But that's where the cakewalk ended. Wieters has batted .264 with minimal pop with the Orioles, and the recent numbers haven't seen him rounding into form. Matt Wieters has hit .232 with a .280 on-base percentage and a .319 slugging mark in August and has just two home runs in his last 36 games.
"I don't think it's been frustrating, because I've been able to mix in the mini hot streaks and the good games here and there," said Wieters, who served as designated hitter on Sunday after catching on Saturday night. "I need to be able to extend it into a longer hot streak, which I haven't had yet, but hopefully, it's coming soon. And that's one thing: It hasn't been a prolonged struggle at any time, either. It's just something we have to keep battling."
Baltimore manager Dave Trembley has tried to temper the massive expectations surrounding Wieters, and he went out of his way on Sunday to say that his catcher has been a success in every regard. Trembley said that Wieters is faring well, both offensively and defensively, while playing the game's most strenuous position.

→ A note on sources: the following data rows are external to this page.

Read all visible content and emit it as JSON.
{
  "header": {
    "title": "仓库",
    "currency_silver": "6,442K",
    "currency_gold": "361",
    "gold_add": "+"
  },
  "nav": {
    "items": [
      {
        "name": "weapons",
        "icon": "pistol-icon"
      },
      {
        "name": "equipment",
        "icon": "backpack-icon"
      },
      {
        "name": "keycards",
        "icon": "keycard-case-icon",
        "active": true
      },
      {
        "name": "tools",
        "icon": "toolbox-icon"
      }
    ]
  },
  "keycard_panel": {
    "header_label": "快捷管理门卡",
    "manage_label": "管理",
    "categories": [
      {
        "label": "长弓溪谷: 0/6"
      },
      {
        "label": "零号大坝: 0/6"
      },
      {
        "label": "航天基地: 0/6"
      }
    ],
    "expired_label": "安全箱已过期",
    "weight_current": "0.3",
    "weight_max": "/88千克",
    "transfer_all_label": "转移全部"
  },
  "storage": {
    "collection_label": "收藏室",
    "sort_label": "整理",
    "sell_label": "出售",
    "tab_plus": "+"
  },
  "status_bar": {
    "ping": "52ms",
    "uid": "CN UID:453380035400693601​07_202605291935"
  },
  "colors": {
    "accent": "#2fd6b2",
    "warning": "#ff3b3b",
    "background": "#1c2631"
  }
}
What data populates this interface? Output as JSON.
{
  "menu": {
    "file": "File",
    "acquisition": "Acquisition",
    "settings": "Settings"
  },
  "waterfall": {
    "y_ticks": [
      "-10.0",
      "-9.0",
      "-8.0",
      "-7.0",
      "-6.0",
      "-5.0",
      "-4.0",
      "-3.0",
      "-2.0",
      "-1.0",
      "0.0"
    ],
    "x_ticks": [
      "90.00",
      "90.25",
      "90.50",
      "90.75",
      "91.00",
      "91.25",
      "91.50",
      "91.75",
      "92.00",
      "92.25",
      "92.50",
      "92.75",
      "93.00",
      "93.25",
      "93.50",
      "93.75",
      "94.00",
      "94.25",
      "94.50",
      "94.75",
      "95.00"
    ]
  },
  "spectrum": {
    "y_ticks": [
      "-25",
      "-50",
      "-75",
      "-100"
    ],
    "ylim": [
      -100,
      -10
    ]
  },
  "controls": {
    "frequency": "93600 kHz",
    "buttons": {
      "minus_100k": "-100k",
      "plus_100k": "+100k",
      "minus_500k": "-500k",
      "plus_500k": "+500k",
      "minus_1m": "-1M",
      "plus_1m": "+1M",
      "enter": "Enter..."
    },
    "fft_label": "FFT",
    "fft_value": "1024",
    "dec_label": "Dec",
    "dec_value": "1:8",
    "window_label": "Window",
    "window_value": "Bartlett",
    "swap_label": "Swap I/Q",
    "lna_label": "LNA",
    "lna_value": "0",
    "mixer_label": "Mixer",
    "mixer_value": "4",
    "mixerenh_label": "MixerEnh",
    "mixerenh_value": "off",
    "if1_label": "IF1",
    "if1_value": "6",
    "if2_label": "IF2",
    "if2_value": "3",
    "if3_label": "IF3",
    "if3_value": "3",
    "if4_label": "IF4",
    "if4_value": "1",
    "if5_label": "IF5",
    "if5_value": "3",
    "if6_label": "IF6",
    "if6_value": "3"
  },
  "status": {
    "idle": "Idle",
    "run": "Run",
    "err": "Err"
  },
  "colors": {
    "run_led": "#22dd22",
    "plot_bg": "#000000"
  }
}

"Obviously, we all had very high expectations for him, but I don't think they're any less than what he had for himself," said Trembley. "I don't see any change in his approach, his body language, his demeanor. I think he's smart enough and sharp enough to understand that he'll be better because of it."
Wieters, just 23 years old, also has his hands full with learning the league's hitters and ushering one of the league's youngest starting rotations through its learning curve. True to form, though, Wieters said that he's been able to separate his two tasks and that one hasn't necessarily affected the other in the early going.
"It's two completely separate things," said Wieters, "And especially being young, the most important thing is going to be calling a good game. And that can acs tually help when you're struggling. You put it behind you and say, 'If I call a good game, we've got just as good a chance to win as if I was to get two or three hits.'
Wieters possesses extra-base power from both sides of the plate and didn't experience much of a platoon split in the Minor Leagues. In fact, he performed better against lefties in Triple-A, but has has struggled heavily in the Majors, batting .227 with a .284 on-base percentage and a .330 slugging mark thus far against southpaws.
By contrast, Wieters has batted .289 with a .328 on-base and a .398 slugging percentage against right-handers, and Trembley said that the disparity is likely a fluke of the statistics and a function of limited a fluke of the statistics and a function of limited experience. Wieters, however, said that the quality of big league lefties is something not seen in the Minors.
"There are a lot of different lefties up here that I didn't see before," he said, detailing the subtle differences. "It's not the sink-it-away and changeup lefty that you're used to seeing all the way through the Minor Leagues and all the way through college. It's definitely different, as far as what left-handers up here can do. You see a lot of power lefty arms that get up here fast and stay for a while that you don't see before you get up here."
Spencer Fordin is a reporter for MLB.com. This story was not subject to the approval of Major League Baseball or its clubs.Less